Regulatory crowdfunding and the Jumpstart Our Business Startups (JOBS) Act are relatively new mods of securities law that operate around accreditation.
Regulatory crowdfunding allows companies to raise up to $5 million in 12 months without any accreditation standards. The JOBS Act created a standard Tier 2 company under Regulation A that allows companies to raise up to $50 million from non-accredited investors. Companies are not required to disclose as much information about themselves as companies raising funds under traditional regulations.
Depending on who you ask, companies looking for investments break securities law all the time. If you get money from your working class cousin to start a neighborhood fry, you may be in violation of SEC Rule D. Fortunately, the SEC has provisions for small businesses and family businesses in Rules 504 and 506. any way.
Rule 506(b) allows a company up to 35 non-accredited investors in one funding round. These investors must meet an experience requirement that is expressly formulated to give courts the ability to judge issues on a case-by-case basis.
Under Rule 506(c), corporations and syndication sponsors solicit their offerings to the general public and raise an unlimited amount of capital from an unlimited number of accredited investors, but are not permitted to receive investment non-accredited investors.
Who can be an accredited investor?
As long as you meet the financial or business license criteria set forth in SEC Rule 501, Regulation D, you can legitimately claim to be an Accredited Investor. The SEC doesn’t actually certify you, nor is there any official documentation you can request. The determination of your accreditation is left to the companies that review the investors.
What can accredited investors invest in?
Accredited investors have access to many hedge funds, private equity investments, and unregulated venture capital investments that regular investors do not legally have. The main benefit of being accredited is access to these unregistered investment opportunities.
The SEC registration process is expensive and time consuming. Registration with the SEC also requires companies to maintain financial stability and accounting transparency. Start-ups often don’t want to invest the resources to register. Instead, they limit investment offers to qualified investors only. These offerings generally have many more benefits than public offerings, but they have no government protection for default, unethical behavior, or even illegal behavior.
Why become an Accredited Investor?
The reason for becoming an accredited investor is simple: other investors will trust you more. As stated earlier, upgrading to the government’s minimum standards doesn’t pay you anything on its own. But when other investors open your books and see the financial stability and sophistication, they’ll be much more likely to invite you to the VIP table.
Don’t jump the gun
If you opened an account with a brokerage firm, you were asked to accredit yourself. Before the brokerage decides your margin status or options level, you are asked about your income and level of investment sophistication. Hint: They don’t check. You can easily claim a net worth of $2 million, 20 years of stock trading experience, and an average trade size of $50,000. They will give you 4X your capital for day trading and all the unlimited options trades you can handle.

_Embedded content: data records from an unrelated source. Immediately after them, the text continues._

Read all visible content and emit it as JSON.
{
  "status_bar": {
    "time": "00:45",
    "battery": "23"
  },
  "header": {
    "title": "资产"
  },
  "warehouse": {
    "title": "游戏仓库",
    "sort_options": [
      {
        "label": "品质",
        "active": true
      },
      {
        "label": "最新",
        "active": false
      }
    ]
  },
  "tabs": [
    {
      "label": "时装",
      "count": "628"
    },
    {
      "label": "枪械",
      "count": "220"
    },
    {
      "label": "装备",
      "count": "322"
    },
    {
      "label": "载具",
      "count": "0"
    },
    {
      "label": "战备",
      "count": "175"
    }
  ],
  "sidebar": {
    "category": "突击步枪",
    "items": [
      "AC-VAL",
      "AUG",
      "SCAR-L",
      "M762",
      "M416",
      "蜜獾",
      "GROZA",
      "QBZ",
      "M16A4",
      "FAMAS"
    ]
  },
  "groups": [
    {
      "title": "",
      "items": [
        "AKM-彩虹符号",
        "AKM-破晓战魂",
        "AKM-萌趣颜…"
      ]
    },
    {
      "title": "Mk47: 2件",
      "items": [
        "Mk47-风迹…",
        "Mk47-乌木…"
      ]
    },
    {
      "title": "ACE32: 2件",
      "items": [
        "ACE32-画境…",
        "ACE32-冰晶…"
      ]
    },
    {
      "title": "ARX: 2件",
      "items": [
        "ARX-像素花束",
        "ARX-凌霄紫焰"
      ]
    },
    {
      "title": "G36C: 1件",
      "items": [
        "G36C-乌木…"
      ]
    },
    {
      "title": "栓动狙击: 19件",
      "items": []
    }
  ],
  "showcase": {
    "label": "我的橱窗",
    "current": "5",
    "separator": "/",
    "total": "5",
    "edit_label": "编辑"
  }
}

As 80-90% of investors quickly find out, pretending to be smarter than you are is the fastest way to lose all your money.
You are virtually free to lose every penny you have despite the standards the government is trying to put in place. So before you jump into a regulation A Tier 2 investment pool or a crowdfunding pool because it sounds cool, consider caution may be the best credential you have until you get that $1 million minimum.
How to become a qualified investor?
To become an Accredited Investor, you must have earned a minimum of $200,000 in the past two years and expect to earn that in the current year.
Who can write an accredited investor letter?
A CPA, investment advisor, licensed attorney, or broker can write an accredited investor letter.
How long does it take to become an accredited investor?
It takes two years to show an income of at least $200,000 to become an accredited investor.